▶ _Your objective_
In the entries below, the word "false" appears on some lines. Copy each of those lines.
Segment Start: Data extract
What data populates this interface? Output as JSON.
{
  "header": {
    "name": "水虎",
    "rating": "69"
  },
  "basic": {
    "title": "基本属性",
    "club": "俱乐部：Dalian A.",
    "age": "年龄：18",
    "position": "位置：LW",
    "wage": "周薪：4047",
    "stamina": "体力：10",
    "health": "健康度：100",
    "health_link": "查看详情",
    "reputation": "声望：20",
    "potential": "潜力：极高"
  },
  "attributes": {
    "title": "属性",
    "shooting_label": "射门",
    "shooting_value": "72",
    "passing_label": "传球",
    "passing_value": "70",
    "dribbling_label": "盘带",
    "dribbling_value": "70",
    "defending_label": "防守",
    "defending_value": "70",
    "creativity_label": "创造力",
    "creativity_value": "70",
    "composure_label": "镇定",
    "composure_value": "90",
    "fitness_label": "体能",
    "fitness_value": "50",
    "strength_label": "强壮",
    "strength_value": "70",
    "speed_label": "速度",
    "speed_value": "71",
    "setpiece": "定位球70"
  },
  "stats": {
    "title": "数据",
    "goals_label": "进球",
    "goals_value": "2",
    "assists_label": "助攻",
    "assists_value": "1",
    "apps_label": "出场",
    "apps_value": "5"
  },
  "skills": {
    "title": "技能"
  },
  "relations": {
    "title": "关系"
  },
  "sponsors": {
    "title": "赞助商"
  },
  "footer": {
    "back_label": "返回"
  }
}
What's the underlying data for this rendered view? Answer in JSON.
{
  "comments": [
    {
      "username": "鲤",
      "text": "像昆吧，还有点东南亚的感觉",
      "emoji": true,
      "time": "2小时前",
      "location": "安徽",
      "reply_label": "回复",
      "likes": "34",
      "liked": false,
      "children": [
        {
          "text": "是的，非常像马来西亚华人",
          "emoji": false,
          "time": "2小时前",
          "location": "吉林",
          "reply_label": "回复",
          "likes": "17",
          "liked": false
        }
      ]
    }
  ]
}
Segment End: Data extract
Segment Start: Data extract
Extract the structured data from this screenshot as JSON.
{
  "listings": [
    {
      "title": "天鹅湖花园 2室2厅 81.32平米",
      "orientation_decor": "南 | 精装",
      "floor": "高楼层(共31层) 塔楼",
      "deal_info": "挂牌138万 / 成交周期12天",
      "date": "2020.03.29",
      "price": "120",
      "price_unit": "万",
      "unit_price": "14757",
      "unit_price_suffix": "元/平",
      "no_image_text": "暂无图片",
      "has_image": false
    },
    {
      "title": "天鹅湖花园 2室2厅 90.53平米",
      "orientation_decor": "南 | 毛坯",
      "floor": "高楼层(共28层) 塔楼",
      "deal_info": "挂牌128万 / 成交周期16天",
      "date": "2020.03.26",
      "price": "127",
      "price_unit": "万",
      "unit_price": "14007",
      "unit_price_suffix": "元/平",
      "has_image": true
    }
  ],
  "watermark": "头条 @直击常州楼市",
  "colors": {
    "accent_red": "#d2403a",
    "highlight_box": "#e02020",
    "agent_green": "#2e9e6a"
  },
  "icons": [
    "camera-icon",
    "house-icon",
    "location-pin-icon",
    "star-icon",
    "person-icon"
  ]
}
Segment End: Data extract
▶ _Completed exercise_
      "liked": false,
          "emoji": false,
          "liked": false
      "has_image": false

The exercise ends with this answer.